PROBLEM DETAILS
Which lines have the string "with"? Copy all of them from the entries below.

SUPPLIED DATA
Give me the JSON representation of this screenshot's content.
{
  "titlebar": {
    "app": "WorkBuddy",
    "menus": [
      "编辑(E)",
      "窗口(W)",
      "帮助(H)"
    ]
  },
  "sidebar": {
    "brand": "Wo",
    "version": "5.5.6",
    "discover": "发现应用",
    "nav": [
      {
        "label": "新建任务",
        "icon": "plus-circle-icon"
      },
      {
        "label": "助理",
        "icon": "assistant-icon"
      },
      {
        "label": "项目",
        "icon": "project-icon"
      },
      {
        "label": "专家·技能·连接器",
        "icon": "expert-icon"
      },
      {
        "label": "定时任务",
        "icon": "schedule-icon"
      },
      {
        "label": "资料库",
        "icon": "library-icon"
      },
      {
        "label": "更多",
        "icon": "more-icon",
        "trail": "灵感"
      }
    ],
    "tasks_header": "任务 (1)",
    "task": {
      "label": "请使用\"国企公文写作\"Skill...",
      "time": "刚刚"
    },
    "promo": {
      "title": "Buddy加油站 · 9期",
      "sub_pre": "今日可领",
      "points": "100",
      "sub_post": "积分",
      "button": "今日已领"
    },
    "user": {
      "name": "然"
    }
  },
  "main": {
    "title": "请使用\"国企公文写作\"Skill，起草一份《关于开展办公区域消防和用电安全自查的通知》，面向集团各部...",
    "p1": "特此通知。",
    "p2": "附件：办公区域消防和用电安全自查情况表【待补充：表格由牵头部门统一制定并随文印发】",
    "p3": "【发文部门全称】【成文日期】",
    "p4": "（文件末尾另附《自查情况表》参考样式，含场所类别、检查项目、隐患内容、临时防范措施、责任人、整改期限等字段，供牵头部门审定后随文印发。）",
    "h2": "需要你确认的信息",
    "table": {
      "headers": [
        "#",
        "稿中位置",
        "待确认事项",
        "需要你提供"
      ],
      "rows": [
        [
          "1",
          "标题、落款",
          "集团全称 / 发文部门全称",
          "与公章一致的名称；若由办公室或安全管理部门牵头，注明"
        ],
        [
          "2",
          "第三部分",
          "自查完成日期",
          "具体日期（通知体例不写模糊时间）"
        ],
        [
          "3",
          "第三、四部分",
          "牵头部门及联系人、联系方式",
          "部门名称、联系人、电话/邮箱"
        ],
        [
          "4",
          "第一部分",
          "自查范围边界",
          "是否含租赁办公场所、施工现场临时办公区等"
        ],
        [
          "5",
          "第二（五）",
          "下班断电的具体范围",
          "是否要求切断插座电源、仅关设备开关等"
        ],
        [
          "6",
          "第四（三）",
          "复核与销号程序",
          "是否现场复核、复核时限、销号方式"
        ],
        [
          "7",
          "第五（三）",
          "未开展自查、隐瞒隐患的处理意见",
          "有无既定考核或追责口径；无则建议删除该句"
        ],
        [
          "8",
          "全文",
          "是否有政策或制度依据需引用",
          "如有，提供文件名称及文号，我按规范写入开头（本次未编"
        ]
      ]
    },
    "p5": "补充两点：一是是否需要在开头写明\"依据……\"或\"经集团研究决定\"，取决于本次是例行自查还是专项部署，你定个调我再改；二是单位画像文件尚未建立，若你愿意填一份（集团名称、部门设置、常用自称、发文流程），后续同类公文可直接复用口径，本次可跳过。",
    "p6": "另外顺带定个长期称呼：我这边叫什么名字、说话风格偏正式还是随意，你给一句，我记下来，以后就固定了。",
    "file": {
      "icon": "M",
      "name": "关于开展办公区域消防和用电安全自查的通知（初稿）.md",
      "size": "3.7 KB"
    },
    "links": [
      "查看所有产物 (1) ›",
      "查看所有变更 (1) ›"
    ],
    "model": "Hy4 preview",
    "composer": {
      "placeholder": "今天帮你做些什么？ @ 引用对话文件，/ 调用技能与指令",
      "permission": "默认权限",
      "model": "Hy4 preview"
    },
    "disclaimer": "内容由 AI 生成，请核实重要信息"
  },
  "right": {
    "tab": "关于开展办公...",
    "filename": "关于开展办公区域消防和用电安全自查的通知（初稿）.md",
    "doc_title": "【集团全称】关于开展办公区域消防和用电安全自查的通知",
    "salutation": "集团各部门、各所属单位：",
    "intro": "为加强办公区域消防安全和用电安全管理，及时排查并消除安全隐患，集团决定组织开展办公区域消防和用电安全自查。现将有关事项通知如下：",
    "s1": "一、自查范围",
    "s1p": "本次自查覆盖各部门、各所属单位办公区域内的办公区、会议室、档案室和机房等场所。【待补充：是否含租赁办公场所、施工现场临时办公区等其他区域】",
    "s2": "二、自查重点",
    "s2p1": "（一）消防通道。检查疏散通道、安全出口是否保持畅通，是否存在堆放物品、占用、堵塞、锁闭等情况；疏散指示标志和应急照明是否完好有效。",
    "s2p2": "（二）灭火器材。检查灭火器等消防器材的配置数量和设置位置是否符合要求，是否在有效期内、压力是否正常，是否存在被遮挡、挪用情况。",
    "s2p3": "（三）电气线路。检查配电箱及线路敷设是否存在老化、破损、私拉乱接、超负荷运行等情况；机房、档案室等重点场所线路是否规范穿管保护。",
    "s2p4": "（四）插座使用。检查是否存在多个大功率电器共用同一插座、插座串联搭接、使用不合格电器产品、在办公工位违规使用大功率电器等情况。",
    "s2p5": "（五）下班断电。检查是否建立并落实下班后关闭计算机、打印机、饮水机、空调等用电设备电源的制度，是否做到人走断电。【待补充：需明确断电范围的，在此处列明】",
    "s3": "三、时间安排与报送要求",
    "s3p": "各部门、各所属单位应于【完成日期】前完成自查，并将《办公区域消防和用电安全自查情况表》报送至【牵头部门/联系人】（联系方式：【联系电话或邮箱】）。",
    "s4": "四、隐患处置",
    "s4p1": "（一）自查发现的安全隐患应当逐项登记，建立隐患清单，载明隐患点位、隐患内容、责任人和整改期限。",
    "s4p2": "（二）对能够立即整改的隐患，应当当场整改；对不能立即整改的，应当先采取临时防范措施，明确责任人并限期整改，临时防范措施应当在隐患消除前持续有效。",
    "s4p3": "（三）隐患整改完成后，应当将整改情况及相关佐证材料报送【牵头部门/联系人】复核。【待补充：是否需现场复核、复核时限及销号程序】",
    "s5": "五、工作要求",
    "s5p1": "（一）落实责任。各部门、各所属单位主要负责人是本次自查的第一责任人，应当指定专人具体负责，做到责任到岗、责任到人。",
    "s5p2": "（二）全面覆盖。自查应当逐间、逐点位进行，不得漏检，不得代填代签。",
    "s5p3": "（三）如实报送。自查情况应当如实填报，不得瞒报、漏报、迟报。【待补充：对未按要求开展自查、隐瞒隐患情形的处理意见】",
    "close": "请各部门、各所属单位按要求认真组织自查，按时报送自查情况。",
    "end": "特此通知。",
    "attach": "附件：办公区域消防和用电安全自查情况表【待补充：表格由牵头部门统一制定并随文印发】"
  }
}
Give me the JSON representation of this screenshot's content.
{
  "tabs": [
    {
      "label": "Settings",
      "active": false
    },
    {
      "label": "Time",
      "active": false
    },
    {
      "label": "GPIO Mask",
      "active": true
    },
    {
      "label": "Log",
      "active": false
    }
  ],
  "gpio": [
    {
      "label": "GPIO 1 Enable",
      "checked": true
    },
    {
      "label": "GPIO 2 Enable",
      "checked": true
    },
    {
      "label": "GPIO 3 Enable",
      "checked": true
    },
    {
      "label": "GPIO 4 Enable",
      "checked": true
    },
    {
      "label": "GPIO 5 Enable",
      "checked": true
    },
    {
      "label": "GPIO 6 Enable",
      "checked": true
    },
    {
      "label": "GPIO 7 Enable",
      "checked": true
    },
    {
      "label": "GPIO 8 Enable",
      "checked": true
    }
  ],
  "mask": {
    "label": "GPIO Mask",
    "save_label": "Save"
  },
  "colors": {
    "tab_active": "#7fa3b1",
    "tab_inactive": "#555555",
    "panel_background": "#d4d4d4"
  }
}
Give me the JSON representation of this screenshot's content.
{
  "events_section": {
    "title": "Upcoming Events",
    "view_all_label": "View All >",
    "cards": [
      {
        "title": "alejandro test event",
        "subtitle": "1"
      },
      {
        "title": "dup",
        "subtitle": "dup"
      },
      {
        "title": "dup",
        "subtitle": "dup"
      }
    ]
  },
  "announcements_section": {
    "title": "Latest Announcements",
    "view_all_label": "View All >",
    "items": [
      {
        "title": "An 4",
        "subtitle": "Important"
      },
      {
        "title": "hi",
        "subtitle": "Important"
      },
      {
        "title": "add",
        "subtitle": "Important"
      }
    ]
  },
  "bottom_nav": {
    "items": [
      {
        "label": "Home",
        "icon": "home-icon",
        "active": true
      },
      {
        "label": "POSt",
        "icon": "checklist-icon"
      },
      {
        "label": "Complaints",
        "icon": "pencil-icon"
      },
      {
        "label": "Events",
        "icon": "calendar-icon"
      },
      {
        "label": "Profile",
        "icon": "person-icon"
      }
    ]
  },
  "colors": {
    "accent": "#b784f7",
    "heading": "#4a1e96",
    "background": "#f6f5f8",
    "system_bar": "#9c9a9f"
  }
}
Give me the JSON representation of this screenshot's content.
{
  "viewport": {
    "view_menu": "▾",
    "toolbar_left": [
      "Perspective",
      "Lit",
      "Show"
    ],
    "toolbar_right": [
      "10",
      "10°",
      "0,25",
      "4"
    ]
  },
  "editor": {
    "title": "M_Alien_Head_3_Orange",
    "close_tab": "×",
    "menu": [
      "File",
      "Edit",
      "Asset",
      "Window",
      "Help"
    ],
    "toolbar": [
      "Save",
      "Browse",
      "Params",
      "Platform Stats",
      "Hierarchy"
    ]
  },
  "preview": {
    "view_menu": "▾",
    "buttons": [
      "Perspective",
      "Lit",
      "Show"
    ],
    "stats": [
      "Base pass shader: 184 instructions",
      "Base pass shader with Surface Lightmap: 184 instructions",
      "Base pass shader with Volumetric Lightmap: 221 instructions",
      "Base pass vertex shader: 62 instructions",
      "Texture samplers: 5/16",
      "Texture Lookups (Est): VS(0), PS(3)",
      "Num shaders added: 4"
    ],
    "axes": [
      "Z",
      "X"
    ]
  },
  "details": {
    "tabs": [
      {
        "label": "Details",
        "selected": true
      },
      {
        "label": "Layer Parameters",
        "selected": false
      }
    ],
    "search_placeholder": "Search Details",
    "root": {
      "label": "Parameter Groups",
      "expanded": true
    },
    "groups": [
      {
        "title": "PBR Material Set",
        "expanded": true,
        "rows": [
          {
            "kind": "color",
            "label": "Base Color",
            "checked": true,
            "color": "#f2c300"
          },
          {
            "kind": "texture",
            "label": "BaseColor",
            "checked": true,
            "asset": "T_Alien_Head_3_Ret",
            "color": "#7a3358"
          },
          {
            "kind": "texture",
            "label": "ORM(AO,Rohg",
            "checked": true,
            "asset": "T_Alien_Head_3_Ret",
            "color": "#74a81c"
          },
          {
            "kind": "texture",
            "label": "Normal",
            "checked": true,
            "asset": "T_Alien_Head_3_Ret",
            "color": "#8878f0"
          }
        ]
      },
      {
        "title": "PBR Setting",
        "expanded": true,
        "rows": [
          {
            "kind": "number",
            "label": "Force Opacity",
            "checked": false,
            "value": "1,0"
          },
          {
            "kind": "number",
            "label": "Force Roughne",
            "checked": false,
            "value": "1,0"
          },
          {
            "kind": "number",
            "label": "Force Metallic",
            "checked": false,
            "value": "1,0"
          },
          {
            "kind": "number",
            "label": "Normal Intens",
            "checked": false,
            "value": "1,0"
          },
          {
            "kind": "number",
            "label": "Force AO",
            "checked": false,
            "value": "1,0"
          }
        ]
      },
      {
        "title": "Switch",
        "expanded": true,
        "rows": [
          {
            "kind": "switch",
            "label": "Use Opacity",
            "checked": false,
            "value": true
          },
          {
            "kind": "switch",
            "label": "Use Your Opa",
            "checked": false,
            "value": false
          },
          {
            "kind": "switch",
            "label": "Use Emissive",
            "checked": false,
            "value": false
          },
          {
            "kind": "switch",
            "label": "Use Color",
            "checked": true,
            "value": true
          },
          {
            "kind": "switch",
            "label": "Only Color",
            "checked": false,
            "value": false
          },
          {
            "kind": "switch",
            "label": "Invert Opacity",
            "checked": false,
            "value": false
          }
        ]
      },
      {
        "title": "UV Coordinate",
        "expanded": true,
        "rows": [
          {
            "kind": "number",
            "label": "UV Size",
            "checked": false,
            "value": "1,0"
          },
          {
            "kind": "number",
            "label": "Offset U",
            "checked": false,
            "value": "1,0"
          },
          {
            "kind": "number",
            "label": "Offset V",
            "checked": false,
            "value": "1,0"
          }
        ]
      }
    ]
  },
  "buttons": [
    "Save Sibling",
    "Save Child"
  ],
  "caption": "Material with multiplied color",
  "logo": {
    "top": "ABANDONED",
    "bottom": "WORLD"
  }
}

RESPONSE FOR THIS EXERCISE
      "Base pass shader with Surface Lightmap: 184 instructions",
      "Base pass shader with Volumetric Lightmap: 221 instructions",
  "caption": "Material with multiplied color",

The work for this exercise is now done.